Now, to answer your question. The Book of Mormon contains numerous discourses from various ancient prophets that were descendants of some of the "Lost tribes of Israel" spoken of in the Old Testament. These tribes were scattered across the earth, some of which were led to the ancient Americas (which is the setting of the Book of Mormon). It also contains fragments of the religious and civil history of these peoples.
Page for page, the Book of Mormon references Jesus Christ more than the Bible (a fact which those who have not read the Book of Mormon completely, or the Bible for that matter) are ignorant of when they accuse members of the Church as being "not Christian."
Key teachings include:
*salvation comes only through the name of Jesus Christ.
-Mosiah 3:17, 2 Nephi 25:20. Compare to John 14:6 and
Acts 4:12 in the Bible
*We are all children of God our Heavenly Father and he loves and knows each of us individually.
-1 Nephi 11:17. Compare to Acts 17:29 in the Bible
*Through faith in Christ and repentance, we can not only be
forgiven of our sins and weaknesses, but overcome them
-3 Nephi 27:20, Alma 26:12. Compare to Hebrews 11:6 and
Philippians 4:13 in the Bible
I can list many more topics and many more references, but the Book of Mormon's subtitle does the best job of summarizing its content: "Another Testament of Jesus Christ." I am currently reading the Book of Mormon through for the 23rd time and have read the Bible numerous times as well. I find rich insights in both as I combine what I have learned.
There will always be nay-sayers to listen to, but honest, intelligent, and truth-seeking people usually go to the source. You don't go to a Chevy dealership to learn about Fords. It is ironic that many of those who profess to be Christians are so quick to cast stones at a book that supports the canon (scriptures) they base their faith in.

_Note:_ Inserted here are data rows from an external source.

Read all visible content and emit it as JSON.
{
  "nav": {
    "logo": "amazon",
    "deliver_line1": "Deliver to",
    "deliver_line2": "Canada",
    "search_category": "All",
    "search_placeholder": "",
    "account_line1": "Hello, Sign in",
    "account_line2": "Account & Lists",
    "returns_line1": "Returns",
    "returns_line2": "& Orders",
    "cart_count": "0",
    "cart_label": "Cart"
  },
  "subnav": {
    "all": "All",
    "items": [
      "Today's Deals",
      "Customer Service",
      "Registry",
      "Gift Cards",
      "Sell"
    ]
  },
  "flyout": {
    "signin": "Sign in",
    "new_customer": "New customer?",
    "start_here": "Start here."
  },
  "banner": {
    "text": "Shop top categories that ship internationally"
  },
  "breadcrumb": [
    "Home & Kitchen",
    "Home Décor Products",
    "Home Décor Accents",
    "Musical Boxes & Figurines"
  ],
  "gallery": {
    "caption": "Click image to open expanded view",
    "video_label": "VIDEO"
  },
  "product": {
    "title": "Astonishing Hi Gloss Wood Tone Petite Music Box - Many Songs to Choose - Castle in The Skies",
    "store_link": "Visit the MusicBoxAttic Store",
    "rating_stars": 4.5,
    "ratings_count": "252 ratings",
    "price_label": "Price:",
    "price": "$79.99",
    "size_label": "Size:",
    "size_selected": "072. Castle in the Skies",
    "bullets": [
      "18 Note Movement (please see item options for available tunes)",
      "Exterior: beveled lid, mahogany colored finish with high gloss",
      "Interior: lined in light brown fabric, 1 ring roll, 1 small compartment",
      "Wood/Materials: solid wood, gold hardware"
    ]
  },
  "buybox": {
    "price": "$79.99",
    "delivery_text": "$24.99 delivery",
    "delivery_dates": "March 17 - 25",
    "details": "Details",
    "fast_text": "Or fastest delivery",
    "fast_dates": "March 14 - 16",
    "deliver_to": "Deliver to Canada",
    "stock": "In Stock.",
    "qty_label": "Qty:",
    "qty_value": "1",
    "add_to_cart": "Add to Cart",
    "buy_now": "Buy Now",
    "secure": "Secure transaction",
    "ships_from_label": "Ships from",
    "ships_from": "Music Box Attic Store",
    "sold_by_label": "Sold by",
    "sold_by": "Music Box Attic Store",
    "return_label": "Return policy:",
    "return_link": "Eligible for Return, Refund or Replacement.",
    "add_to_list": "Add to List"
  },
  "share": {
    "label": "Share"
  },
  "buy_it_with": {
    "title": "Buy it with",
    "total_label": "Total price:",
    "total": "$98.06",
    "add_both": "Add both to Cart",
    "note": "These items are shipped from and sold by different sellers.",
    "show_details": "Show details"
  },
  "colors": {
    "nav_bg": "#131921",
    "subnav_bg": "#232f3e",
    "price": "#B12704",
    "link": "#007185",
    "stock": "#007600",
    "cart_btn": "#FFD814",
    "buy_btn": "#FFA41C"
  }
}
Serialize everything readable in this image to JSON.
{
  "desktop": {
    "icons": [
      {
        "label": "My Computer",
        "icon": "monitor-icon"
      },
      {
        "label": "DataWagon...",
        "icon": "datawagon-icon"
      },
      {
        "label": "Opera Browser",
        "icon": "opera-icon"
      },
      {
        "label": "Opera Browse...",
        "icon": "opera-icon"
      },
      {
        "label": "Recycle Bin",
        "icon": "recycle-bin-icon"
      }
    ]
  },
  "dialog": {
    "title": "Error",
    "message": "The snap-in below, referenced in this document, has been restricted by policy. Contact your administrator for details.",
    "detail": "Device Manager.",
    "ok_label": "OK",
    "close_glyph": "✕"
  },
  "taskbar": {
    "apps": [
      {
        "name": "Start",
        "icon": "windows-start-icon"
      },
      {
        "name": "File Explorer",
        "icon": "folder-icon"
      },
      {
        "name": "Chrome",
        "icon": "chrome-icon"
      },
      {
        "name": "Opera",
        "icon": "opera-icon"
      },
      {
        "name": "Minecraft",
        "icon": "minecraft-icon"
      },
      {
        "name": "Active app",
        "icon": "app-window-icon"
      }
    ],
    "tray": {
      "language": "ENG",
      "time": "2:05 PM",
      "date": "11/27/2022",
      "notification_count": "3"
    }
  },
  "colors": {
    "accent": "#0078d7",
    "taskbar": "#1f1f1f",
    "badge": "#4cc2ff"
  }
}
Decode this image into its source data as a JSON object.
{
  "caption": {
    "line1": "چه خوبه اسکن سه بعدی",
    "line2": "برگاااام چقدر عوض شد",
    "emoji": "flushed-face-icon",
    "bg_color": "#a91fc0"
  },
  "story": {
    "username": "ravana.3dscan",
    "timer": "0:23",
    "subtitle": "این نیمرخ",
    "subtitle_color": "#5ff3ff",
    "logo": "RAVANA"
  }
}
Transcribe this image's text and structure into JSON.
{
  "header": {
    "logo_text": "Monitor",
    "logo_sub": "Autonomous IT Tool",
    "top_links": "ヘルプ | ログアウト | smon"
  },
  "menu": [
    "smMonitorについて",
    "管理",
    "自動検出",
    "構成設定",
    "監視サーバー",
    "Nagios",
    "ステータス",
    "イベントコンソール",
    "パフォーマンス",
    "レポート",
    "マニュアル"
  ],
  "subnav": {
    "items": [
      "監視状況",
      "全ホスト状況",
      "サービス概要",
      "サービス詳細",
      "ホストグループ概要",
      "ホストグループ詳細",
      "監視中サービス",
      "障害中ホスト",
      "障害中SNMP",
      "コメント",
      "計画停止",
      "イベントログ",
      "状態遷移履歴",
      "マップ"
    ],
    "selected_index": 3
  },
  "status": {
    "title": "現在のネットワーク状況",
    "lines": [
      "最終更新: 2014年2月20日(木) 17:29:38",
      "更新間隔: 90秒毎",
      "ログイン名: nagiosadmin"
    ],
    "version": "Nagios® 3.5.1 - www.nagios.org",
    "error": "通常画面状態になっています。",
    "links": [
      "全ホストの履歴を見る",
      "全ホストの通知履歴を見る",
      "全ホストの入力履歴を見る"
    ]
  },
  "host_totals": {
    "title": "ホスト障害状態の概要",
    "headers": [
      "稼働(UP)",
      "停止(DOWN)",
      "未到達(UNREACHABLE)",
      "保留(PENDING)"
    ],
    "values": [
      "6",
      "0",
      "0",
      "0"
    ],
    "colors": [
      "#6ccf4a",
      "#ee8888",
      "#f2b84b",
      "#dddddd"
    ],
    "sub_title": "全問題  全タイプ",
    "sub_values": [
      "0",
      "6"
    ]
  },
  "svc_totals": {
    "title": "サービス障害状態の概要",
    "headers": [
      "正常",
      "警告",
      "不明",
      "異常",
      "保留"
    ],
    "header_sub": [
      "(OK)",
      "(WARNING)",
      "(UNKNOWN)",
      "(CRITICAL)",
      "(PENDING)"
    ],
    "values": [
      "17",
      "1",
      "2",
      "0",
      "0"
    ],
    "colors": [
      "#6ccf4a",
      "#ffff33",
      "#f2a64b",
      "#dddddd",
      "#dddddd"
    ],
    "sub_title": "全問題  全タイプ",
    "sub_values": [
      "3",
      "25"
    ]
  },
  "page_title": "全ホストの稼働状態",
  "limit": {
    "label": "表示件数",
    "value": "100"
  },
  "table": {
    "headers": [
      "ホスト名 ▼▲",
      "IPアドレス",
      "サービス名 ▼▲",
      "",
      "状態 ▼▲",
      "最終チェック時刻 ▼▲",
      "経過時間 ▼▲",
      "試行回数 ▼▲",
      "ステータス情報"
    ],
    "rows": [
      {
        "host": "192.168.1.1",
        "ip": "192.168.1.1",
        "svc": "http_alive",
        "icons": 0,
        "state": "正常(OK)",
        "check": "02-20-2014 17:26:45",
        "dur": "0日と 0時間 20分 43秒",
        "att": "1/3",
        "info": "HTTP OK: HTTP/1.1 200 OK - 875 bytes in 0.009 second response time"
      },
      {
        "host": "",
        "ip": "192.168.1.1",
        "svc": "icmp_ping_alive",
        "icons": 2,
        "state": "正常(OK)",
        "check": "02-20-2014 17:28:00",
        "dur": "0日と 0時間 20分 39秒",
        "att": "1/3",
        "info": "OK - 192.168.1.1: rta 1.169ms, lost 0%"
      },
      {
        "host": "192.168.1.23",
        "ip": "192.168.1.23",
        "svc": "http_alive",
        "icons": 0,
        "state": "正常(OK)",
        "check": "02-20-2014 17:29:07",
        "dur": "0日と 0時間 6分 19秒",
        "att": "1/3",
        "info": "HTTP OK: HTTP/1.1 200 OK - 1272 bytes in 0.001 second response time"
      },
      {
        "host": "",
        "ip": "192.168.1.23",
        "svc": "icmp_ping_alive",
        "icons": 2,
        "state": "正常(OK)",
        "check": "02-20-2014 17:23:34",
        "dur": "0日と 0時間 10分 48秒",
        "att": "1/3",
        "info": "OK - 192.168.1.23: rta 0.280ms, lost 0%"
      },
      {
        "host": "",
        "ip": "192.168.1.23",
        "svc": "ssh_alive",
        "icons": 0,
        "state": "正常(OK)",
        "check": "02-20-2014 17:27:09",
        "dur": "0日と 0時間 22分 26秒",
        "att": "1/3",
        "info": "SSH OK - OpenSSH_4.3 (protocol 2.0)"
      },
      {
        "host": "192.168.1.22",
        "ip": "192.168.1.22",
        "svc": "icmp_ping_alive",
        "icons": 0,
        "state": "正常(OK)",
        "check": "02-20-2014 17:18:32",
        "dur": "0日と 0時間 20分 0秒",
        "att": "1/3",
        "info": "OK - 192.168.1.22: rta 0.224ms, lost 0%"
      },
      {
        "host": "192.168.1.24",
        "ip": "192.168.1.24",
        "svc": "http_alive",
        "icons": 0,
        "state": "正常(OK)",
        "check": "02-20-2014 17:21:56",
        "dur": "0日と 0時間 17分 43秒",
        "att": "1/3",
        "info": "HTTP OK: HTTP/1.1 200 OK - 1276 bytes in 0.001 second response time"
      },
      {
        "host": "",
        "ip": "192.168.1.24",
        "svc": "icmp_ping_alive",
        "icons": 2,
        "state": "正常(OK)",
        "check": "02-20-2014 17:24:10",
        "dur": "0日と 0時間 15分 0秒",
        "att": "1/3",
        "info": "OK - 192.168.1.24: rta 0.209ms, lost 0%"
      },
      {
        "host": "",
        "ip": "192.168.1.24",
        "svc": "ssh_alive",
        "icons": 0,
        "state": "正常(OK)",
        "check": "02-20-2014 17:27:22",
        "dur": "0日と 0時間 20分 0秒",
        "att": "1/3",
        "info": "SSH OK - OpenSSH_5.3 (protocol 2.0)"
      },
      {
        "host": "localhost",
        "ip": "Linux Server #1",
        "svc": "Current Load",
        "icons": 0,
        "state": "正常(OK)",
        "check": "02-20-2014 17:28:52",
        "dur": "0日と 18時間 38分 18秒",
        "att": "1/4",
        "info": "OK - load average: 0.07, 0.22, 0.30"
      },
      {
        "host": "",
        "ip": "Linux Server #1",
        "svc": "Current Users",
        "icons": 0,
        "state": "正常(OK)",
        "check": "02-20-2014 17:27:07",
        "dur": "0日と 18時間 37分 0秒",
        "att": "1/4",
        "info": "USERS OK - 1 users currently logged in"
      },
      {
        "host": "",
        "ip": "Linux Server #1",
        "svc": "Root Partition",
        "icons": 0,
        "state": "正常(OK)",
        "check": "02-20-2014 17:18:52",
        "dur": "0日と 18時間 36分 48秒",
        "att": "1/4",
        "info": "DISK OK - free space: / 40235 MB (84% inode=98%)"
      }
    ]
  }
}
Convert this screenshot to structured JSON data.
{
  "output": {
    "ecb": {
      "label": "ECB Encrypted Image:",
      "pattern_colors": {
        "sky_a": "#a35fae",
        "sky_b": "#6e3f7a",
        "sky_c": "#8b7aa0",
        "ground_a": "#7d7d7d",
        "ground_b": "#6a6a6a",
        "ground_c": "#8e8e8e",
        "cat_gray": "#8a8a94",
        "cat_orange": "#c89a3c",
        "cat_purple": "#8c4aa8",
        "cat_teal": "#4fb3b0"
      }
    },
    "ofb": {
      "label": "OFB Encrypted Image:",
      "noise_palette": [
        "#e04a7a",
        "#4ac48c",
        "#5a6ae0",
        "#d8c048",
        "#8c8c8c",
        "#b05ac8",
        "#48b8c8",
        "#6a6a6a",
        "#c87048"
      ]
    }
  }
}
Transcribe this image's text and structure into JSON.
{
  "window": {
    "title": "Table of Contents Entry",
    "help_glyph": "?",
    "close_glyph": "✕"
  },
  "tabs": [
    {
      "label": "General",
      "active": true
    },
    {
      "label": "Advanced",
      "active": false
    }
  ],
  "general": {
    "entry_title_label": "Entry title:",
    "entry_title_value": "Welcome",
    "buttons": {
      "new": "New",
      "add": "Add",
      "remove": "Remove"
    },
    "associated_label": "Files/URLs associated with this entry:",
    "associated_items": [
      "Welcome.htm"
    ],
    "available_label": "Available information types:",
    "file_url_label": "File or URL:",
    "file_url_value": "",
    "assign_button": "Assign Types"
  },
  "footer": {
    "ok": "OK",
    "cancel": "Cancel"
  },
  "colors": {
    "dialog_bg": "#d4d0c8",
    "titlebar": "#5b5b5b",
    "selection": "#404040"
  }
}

If you are still curious about the Church and want official information, visit www.mormon.org.
Monday, December 3, 2007